Change comes to Brussels with Jean-Claude Juncker
It is only day four of the new European Commission and Brussels crackles with expectation. The Commission President Jean-Claude Juncker is blunt, abrasive and unafraid of a fight.
Compared with his predecessor he is unplugged. And the European press is revelling in the air of unpredictability.
He has already scrapped with two prime ministers, Matteo Renzi and David Cameron.
The cause of the row is the demand for a budget surcharge from both countries. In the case of the UK it amounts to £1.7bn (€2.1bn).
It has infuriated both London and Rome and Mr Renzi snarled at the bureaucrats and their "palaces" in Brussels.
Mr Juncker did not like the comments and, unlike other presidents before him, spoke his mind. "I am not the leader of the gang of bureaucrats," he told the Italian PM.
Mr Renzi did not like the criticism and replied, "I insist on respect", which in Brussels is being referred to as the Godfather response.
Mr Juncker also disliked the display of anger by David Cameron who thumped the lectern and said the surcharge was not only "unacceptable" but he would not pay it on 1 December.
Mr Juncker was not coded about this either.
He did not like the way certain prime ministers were behaving and, addressing Mr Cameron directly, said: "You are presenting things in a way that is not correct."
And then, at his first press conference, Mr Juncker threw in another jab.
"I don't have a problem with Mr Cameron," he said. "Mr Cameron has a problem with the other prime ministers." Commission presidents are rarely this blunt.
So Mr Juncker has set himself up as a man who doesn't tremble before prime ministers. The key word with him is "politician". He puts great store by the fact that he was elected.
Leave aside the fact that only around 5% of the EU electorate either knew they were voting for a Commission president or allowed it to influence the way they voted, Mr Juncker believes his election gives his Commission much greater legitimacy.
So he is sending out a signal.
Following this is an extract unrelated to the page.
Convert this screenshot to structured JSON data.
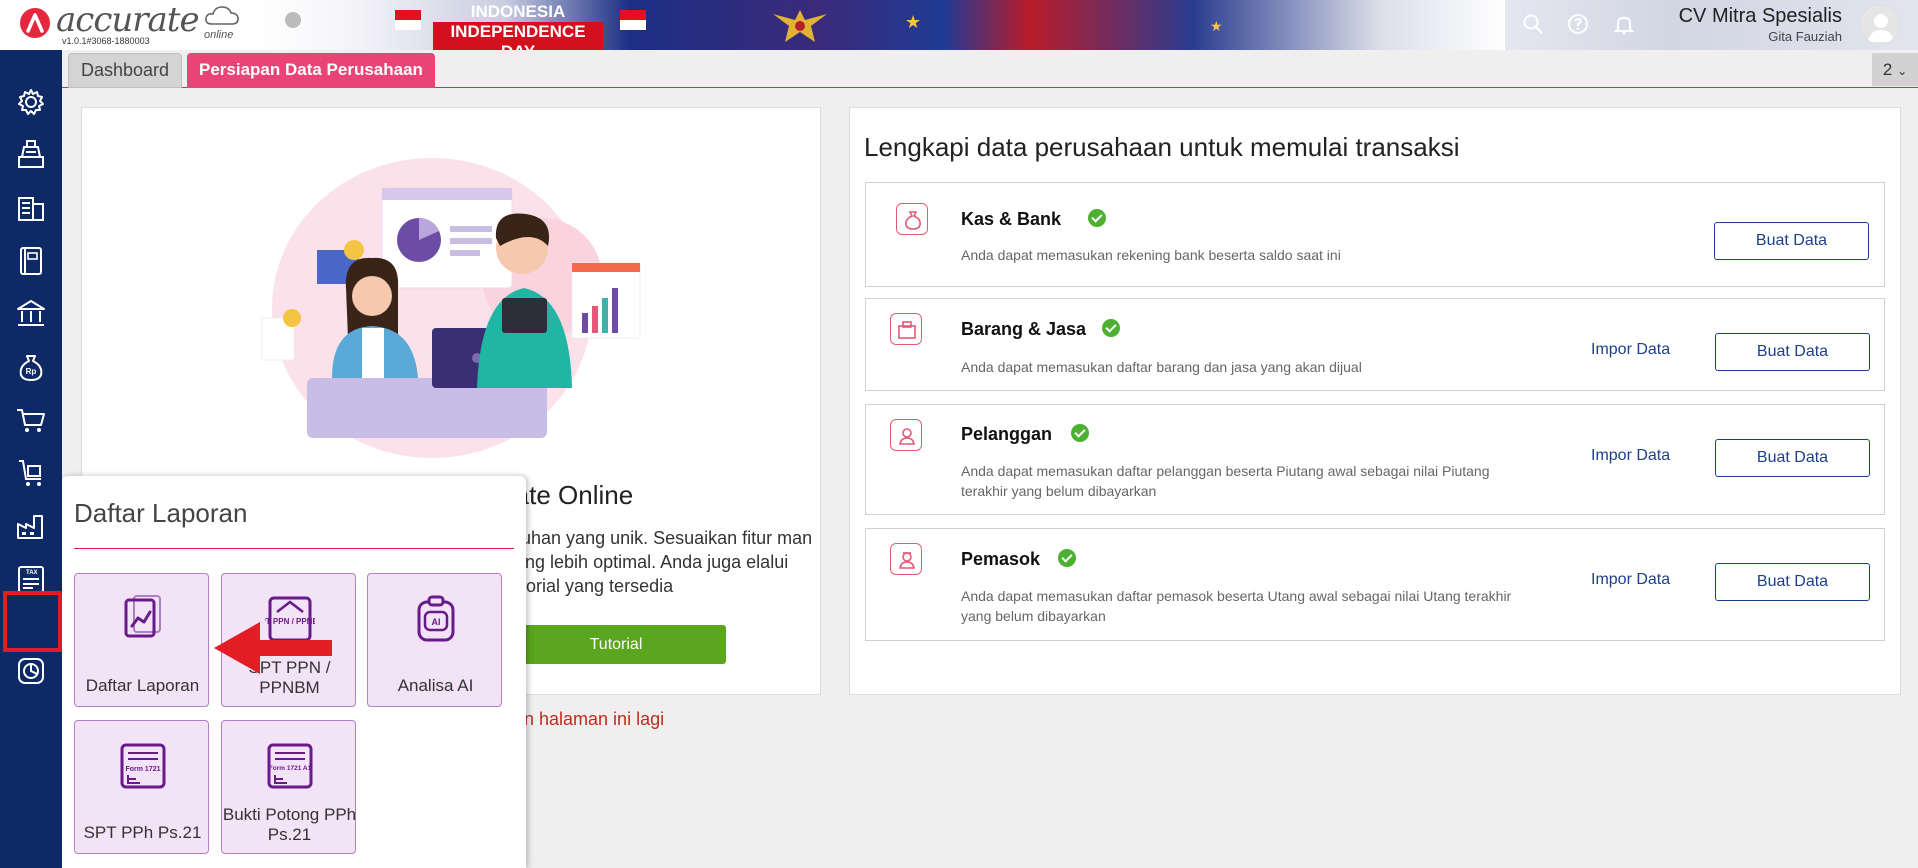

It amounts to: "Don't push me around, I have a democratic mandate. If your criticism is unjustified you'll be hearing from me."
An early test will be this argument over the budget surcharge.
Mr Juncker's instinct is that countries should abide by rules they had agreed to.
Then there is the reality of politics.
The row has already prompted numerous meetings in Brussels. The British have been in close contact with the Italians, the Dutch and the Greeks. They all are set to pay more.
The search is on for a compromise. Certainly there has been discussion about changing the rules to allow for interest-free instalments paid over a much longer period.
The Prime Minister's office has reiterated that the issue is not just about a timeframe for payment but the scale of the bill.
Politically David Cameron will need to see that figure come down.
The matter will dominate the meeting of European finance ministers on Friday. The expectation is that the UK will end up paying a substantial surcharge but over a longer period.
From some countries there are dark mutterings about re-examining the British rebate. For the new Commission and the finance ministers this will provide an early challenge to the willingness to compromise.
On Wednesday Jean-Claude Juncker said he had had a "very agreeable week". He was open to a "proper dose of criticism".
Well, a storm blew in quicker than he imagined.
The International Consortium of Investigative Journalists cast its eye over the Duchy of Luxembourg.
It found billions being funnelled through the tiny state as part of what it regarded as huge tax avoidance deals involving hundreds of top global companies. A US treasury official is quoted as saying it was "akin to a magical fairyland".
For 19 years Mr Juncker was the Luxembourg prime minister.
Suddenly, Thursday was more like a Washington briefing.
- "What did the president known and when?"
- The Commission's official spokesman was asked whether Mr Juncker had a credibility problem
- "What if investigations lead to Mr Juncker?"
Well, said the spokesman, Mr Juncker was very serene.
If he was a teenager he would be described as "cool", which was not quite the question being asked.
To be fair, the Commission is already investigating whether these tax arrangements amounted to state aid.
The Luxembourg government insists that the tax rules conformed to international law. And Mr Juncker has made it clear he will not interfere with any investigation.
But the political question remains: what did the president of the European Commission know about tax schemes that potentially deprived European taxpayers of billions of tax receipts?
Honeymoons can be short.
For the moment, the press likes this acerbic figure at the head of the European Commission and his more open staff.
Brussels seems less tight-lipped. And Mr Juncker, once denounced by David Cameron as a "classic Brussels insider", promises interesting and unscripted times.
But Mr Cameron should know, as he contemplates what reforms he will demand of Europe, that in the new president of the Commission he has a wily operator. A politician.